Sheridan also wrote what was certainly the most powerful 10-15 minutes within the storied history of this universe. In the subplot of Teonna (Aminah Nieves), we see how the Rainwater ancestor is held in one of the barbaric Residential schools that were sadly all too prominent in North American history. As we know, Sheridan does not write weak-willed female characters, and we see perhaps the most ferocity in any of them when Teonna must stand up for herself against the abuse within the school. The severity of the savagery that is shown towards Teonna in the name of white-washing homogenization is only a taste of the real life tragedy that befell so many First Nations’ children, and it cannot be stressed enough how important and powerful a storyline this is. It remains topical and poignant and the hope is, it is explored throughout the season. The young Neives should be applauded for bearing the weight of this plot, and having shown so much range in a relatively short amount of time.
The small bits of variety 1923 offers will undoubtedly be one of the show’s greatest gifts as well. For the first time, Sheridan has taken the audience on a bit of a globetrotting adventure, as Spencer Dutton brings his family’s shadow of violence to the savannahs of Africa. Sheridan traded just a small piece of the mountainous Montana meadows for foreign sun-kissed grasslands. This storyline is quite intriguing – having a Dutton man bring his darkness to the colonial darkness of the continent is an interesting shift, but Spencer’s past is already the best developed this early in the show. Spencer served in WWI, and having survived the atrocities of that brutal war, he now tries to slay his own proverbial demons by hunting literal monsters, as he is a hired hunter, paid to kill man-killing lions and jaguars. Sklenar does extremely well to convey the inescapable gloom within all Duttons, yet the poetic irony that as far as the character may go, he remains an eternal companion to death is one a superbly written thematic device used by Sheridan.
However, not all characters have had a chance to shine just yet, and while curiosity will certainly be piqued, some audience members will have to be patient with other characters it would seem. While Mirren shines, Ford is relegated to an all too-familiar and predictable role in the premiere. Jacob has established himself as Livestock Commissioner, which of course, is a major part of the Dutton legacy, as his descendents would clench that position in their fist for generations to come. But predictably, a Dutton man in a position of power is bound to ruffle a few feathers. Or in the case of 1923, ruffle some wool.
A neighboring Sseep-herder, Banner Creighton (Jerome Flynn) voices his displeasure that the shepherds are not treated as equals to the cowmen, and that as Commissioner, Jacob must step in. But, like any red-blooded Dutton, Jacob is focussed on his code, and Creighton broke that code, ravaging the land of a neighboring rancher.
This is a thread that has been stretched to its absolute limits in the Yellowstone universe. Naturally, the show needs a rivalry. Naturally, it needs an opposing force to try and bring the Duttons down, only to be thwarted by our family of anti-heroes, but the subplot was extremely safe to say the least. The only intrigue sparked by this particular thread is merely to see more of the grizzled icon Ford and Game of Thrones fan-favorite Flynn face off against one another.
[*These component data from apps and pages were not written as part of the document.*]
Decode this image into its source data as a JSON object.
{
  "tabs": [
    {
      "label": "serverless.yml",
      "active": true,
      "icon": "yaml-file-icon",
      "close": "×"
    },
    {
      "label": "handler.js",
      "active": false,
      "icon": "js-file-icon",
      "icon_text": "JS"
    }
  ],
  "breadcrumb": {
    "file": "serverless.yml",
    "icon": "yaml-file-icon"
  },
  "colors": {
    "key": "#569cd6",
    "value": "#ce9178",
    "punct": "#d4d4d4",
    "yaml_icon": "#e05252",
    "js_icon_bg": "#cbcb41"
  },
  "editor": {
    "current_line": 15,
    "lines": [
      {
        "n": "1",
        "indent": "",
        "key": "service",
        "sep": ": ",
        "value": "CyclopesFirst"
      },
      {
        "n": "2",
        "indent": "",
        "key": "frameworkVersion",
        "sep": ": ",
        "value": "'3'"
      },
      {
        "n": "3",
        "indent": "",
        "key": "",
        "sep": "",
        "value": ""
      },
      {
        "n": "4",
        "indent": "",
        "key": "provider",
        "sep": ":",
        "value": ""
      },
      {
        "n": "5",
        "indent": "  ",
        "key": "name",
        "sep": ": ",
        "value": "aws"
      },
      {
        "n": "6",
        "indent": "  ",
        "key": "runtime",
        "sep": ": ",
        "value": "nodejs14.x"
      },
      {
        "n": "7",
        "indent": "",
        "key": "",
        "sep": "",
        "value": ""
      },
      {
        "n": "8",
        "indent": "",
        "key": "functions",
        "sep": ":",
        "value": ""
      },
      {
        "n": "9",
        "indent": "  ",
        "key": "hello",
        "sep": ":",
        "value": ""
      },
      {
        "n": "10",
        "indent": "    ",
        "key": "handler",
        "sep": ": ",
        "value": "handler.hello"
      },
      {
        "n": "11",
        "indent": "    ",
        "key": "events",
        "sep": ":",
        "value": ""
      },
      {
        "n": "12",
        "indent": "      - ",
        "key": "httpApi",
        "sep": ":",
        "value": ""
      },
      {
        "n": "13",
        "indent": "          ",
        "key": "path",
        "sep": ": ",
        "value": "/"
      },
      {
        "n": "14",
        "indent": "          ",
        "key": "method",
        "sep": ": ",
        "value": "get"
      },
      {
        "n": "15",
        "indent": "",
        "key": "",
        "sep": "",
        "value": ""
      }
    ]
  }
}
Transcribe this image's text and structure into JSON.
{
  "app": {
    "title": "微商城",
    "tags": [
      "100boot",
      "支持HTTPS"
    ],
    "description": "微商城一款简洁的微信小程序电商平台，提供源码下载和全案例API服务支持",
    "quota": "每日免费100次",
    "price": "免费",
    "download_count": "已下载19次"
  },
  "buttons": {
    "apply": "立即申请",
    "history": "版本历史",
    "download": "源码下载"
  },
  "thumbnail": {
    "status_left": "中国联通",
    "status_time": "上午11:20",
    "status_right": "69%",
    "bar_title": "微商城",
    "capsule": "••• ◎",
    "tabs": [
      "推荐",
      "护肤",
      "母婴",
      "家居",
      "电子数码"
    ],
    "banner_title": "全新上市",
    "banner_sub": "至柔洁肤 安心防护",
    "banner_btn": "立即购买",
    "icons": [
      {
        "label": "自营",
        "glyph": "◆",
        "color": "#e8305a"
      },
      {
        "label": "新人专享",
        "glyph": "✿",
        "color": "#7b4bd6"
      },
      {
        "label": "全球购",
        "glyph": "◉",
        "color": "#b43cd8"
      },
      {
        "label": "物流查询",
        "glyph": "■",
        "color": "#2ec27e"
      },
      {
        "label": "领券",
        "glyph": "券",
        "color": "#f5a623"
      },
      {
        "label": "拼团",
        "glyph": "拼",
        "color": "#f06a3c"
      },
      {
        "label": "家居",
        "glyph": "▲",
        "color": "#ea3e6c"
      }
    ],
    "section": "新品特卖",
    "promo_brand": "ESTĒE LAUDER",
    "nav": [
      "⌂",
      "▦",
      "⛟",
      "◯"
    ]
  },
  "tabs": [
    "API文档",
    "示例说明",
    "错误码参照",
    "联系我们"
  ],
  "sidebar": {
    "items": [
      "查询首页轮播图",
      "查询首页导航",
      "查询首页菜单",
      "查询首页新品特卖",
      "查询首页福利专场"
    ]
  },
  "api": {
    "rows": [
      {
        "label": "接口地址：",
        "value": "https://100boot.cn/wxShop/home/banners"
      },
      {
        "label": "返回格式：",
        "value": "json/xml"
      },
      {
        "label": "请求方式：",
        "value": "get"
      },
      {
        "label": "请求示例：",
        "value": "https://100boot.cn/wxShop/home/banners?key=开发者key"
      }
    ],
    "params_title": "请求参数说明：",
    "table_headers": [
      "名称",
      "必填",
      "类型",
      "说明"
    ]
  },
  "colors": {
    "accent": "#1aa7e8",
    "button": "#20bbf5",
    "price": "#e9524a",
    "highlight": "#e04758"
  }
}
1923 did extremely well with its premiere. The episode introduces a new time, new characters, and sets up some intrigue in those characters that viewers won’t lose interest in just one episode. The hope is that Sheridan continues to journey into the new and exciting valleys of the story that can bring variation and diversity, and justify this new chapter in the Dutton legacy.